One of the biggest challenges I find in my career is the pressure to diagnose children. With the added pressure of billing to insurance companies and customers wanting an answer to “Why does my child act like this?”, professionals are often pushed into slapping a label on you. Is it ADHD, Anxiety, Depression, PTSD, Oppositional Defiance……..? The list can go on.
This has always been a struggle for me. Not that I’m not prepared to handle diagnosing or know symptoms to treat. It’s that label. It sticks around. It’s often used to excuse behavior rather than change it. It can leave an impression on a child that “something is wrong with me”. And the biggest issue I have, a lot of times nothing is wrong with your child. They are developmentally where they should be. Yes, I said it. They are normal. They are reacting to the stressful events that are occurring all around them.
Let’s look at society today just to make an example here. Have you ever noticed how high anxiety and depression rates are in adults? How many people are on antidepressants to treat both issues? Do you feel life is stressful and over-scheduled? Feel like there is constantly something pulling you in a different direction, running from place to place, never ahead of schedule? Our children are right along with us. And not only can they feel the same way we are feeling, they can’t think through it the way we do. They can’t tell themselves, “this is only a season”, “things will be better after this week is over”, “vacation is just a week away”, or “I will just take a whole week off next month and reboot”. Nope. They are expected to be miniature adults who go with the flow!
When I was growing up, I remember being home most of the time. I played outside every day. I had a very active imagination. It was safe enough for me to roam around our neighborhood unsupervised, ride my bike all around the circle or the subdivision we lived in. Everyone knew who I was and we knew all our neighbors. I walked down the road to a small country store and bought honey buns for breakfast along with a papersack full of 5 and 10 cent candy and gum. We would walk down to the creek and swim. I road my bike to friend’s houses. We didn’t have a lot when I was growing up, but I had no idea until I was older and more mature. I never felt I was lacking as far as material things.
What about today? Kids are being showered with toys and candy every time they go somewhere just for being good in the store or to keep them quiet. They rarely play outside. They are watching shows that are developmentally more advanced than their little minds are. Their face is glued to an electronic device of some sort daily. They expect things to be given to them versus earning it through work (chores, helping a neighbor, etc). And need I say it, many parents have no set rules in the home or little structure for their children to know what is expected of them.

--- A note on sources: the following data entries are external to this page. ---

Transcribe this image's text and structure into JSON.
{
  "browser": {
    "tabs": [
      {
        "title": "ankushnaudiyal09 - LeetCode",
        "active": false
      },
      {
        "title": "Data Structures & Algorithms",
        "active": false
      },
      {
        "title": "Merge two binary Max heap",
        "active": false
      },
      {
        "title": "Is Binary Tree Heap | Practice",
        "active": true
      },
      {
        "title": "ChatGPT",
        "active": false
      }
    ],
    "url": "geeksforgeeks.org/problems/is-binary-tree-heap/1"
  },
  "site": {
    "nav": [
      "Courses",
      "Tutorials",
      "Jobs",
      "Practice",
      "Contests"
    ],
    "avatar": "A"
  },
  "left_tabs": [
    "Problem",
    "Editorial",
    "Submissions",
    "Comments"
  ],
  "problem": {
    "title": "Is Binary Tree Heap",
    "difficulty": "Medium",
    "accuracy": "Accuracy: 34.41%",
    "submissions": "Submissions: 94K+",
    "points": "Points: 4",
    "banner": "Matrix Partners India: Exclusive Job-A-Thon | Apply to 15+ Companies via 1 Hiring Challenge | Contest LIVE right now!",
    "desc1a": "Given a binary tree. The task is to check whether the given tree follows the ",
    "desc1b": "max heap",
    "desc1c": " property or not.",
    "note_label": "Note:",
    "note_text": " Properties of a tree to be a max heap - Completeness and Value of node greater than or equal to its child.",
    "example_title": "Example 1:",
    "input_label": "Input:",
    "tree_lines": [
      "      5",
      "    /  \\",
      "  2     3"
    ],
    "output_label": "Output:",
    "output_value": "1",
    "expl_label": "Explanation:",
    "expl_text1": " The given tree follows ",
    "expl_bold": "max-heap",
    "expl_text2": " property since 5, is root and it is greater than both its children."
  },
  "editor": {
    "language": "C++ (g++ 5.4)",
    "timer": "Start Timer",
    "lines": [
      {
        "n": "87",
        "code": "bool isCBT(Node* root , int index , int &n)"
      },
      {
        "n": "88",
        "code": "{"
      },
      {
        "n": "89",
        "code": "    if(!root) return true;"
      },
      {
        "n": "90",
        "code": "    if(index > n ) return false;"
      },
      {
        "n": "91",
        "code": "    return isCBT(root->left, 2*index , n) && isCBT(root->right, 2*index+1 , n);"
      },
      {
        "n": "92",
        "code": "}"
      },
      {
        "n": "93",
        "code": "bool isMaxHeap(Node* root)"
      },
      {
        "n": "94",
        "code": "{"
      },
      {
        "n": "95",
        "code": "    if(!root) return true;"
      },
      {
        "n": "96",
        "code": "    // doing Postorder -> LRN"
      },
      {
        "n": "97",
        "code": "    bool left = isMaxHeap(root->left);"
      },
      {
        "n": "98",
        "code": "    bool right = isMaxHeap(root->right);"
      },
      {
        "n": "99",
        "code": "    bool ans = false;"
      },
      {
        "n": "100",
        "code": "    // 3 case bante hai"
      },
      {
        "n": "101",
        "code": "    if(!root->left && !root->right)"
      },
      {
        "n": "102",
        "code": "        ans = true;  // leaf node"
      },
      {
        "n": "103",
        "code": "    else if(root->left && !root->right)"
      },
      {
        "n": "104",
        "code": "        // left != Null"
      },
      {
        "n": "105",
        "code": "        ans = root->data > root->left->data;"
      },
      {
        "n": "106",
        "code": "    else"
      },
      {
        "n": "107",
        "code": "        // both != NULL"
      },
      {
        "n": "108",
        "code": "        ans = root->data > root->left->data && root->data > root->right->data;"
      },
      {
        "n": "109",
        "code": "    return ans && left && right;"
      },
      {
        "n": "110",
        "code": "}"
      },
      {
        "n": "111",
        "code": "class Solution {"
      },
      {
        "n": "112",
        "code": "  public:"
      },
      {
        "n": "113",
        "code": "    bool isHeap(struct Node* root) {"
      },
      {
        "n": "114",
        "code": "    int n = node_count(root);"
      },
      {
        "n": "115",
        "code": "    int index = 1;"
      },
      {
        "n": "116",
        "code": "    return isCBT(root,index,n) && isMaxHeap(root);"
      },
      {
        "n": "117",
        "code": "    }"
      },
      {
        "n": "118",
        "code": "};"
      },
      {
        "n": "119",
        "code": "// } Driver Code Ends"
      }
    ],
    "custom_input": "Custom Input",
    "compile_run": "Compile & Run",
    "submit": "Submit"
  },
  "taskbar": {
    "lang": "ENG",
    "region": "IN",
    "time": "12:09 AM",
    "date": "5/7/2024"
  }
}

That in turn leaves us with children who have little tolerance for idle time. They are easily bored and can’t sit still and be quiet because they are used to constant entertainment of some sort. Their imagination is lacking. They have no patience and struggle to wait for reward because they are so used to immediate gratification. They are disrespectful not only to their “elders” (as we were always taught to respect our elders) and struggle with authority figures. They are constantly being reprimanded at school. (I won’t even get started on how the school system’s changes may be negatively affecting this too. That’s a post in itself.)
Then parents take them to a professional and explain that something is wrong with this child. He is always in trouble. He can’t sit still. She talks back all the time. I can’t get him to listen! The parent throws out ideas of ADHD… A doctor has maybe even suggested Oppositional Defiance. And then……a diagnosis is slapped on their head for the rest of their life. Now, don’t get me wrong, sometimes these diagnoses are accurate and helpful (sometimes…), but many times the child is overstimulated, overly attended to, and lacking some parental guidance. So, how do you treat that?
I would like to continue this with a series of parenting tips to help you make some changes where you see the need. Join me in the next few posts and share with me areas you struggle with the most as a parent.